One of my colleagues recently saw a pretty bad fingernail injury. A young man got his hand caught in a skill saw while on a construction job. The nail was completely avulsed from under the eponychial fold, and the nail itself was sliced in half longitudinally, as pictured.
Underneath the nail, which was pretty macerated and determined to be unsalvageable by the treating physician, an underlying nailbed laceration is seen:
This was a tough one, no doubt about it. Before moving forward, think for a minute: how would you manage an injury like this? Should you repair the nail bed and attempt to replace the nail? What are possible complications if the nail is removed and the eponychial fold is not stented? What should you tell the patient is his prognosis for regeneration of the nail and a good cosmetic outcome?
Nail bed injuries can be challenging for the emergency practitioner. They are variable in their degree of severity and complexity, and there is no great consensus on a single best way to manage them. A lot of what we do is based on common teaching from the hand surgery literature, with very little evidence driving our practice. The bright side of this is that it leaves a lot of room for practicing the “art” of medicine. Fortunately, this particular patient had an excellent outcome. Below, you’ll find a video demonstrating the repair method used by the physician for this injury, including a few pointers on technique, and photographs of the outcome months later.

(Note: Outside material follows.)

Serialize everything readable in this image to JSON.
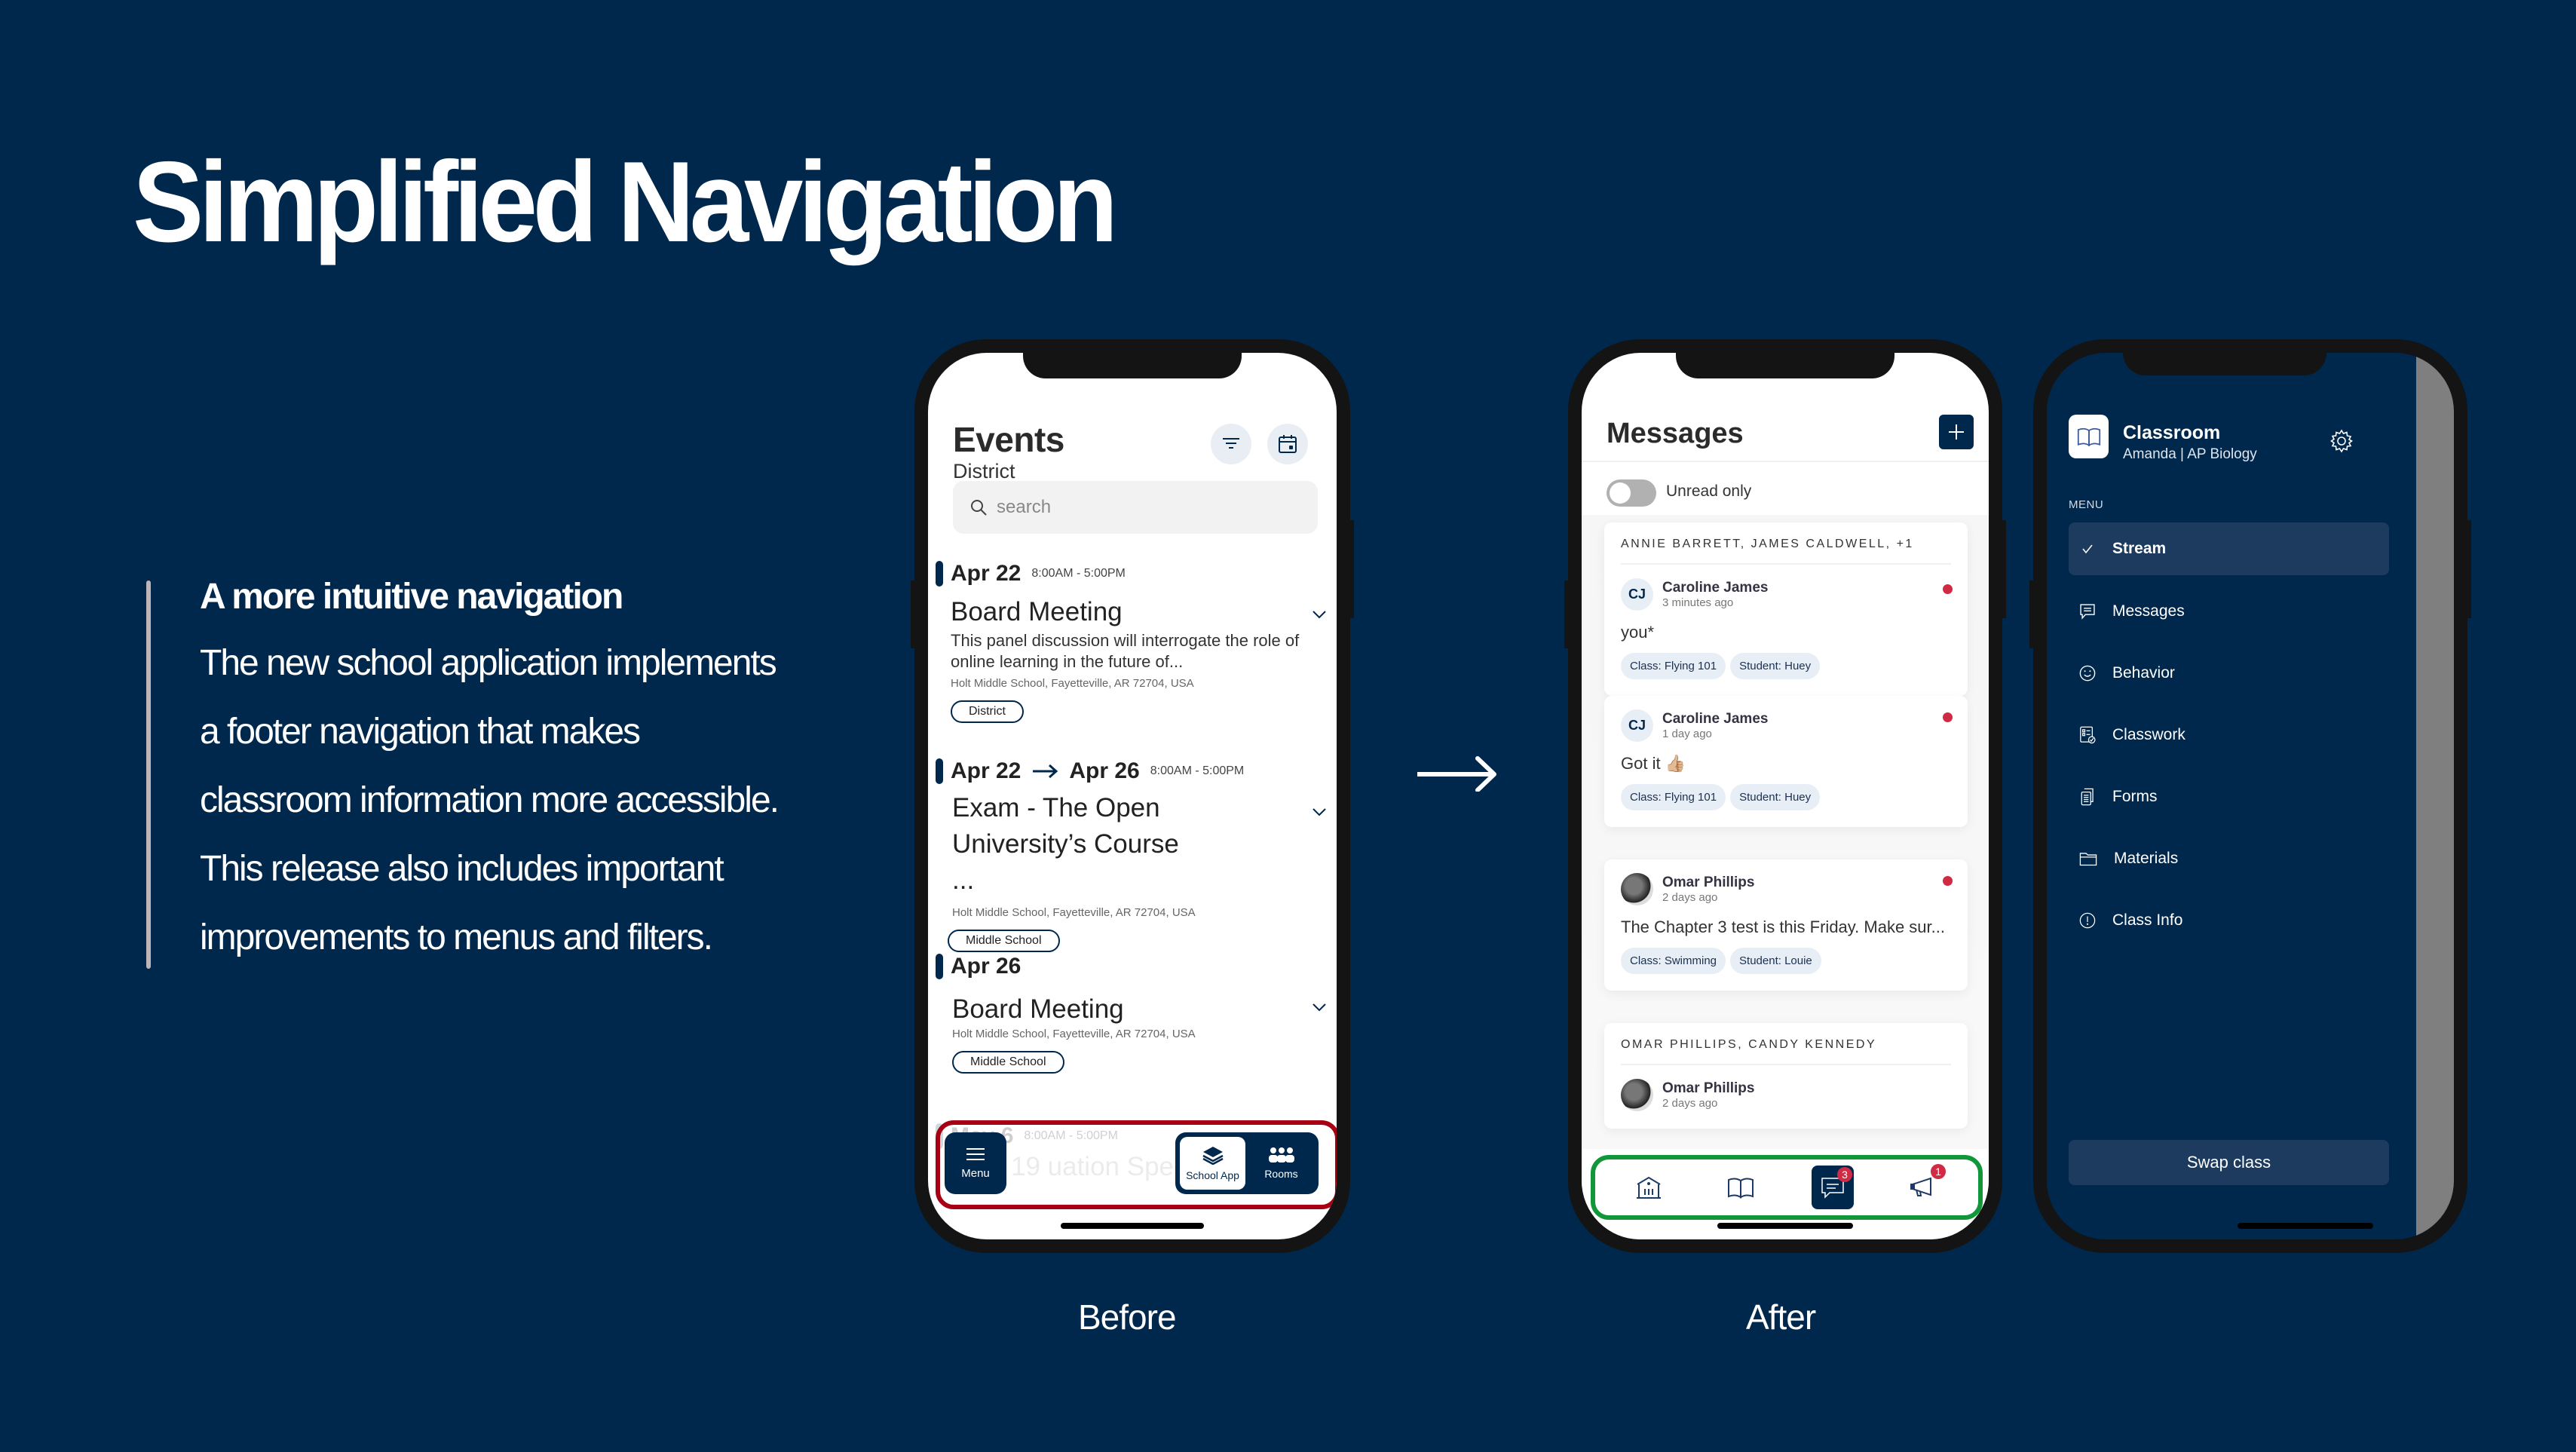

In bullet format, here are some principles regarding distal fingertip and nail bed injuries in general:
- Not all nail bed lacerations are obvious. Even if the nail is intact, if a subungual hematoma is present that is greater than 1/2 the size of the nail bed, or if there is a distal phalanx fracture seen on x-ray, there is probably an underlying nail bed laceration. This may be the case in a blunt injury mechanism such as a finger getting slammed in a door.
- Not every nail bed laceration requires nail removal and repair. Just because a nail bed laceration is present, it doesn’t mean nail removal with obligate repair is indicated. If the nail is firmly adherent and disruption of surrounding tissue is minimal, there is likely to be a good cosmetic outcome without primary nail bed repair. However, it may be prudent to at least trepinate the subungual hematoma.
- Optimize the chances of nail regeneration. If the nail is removed (or the proximal nail fold is already avulsed during the injury) it is a generally accepted rule that the eponychial fold is stented with some type of inert material (xerofoam, telfa, the nail itself, or aluminum from the suture package, as in this case) in order to prevent the base of the nail and the eponychial fold from scarring to the nail fold while the repair site is healing. If this scarring occurs, it can result in a failure of nail regrowth. However, in Part II I’ll address some conflicting evidence regarding the utility of this standard practice.
Keep in mind–there is a lot of controversy regarding best practice for repair of nail bed lacerations, so my disclaimer is that these are general principles, and the video demonstrates just one of several ways to handle an injury like this. It is not necessarily the only way nor the best way. To that end, in Part II of this post, I discuss some of the new literature and novel techniques for management of nail bed injuries.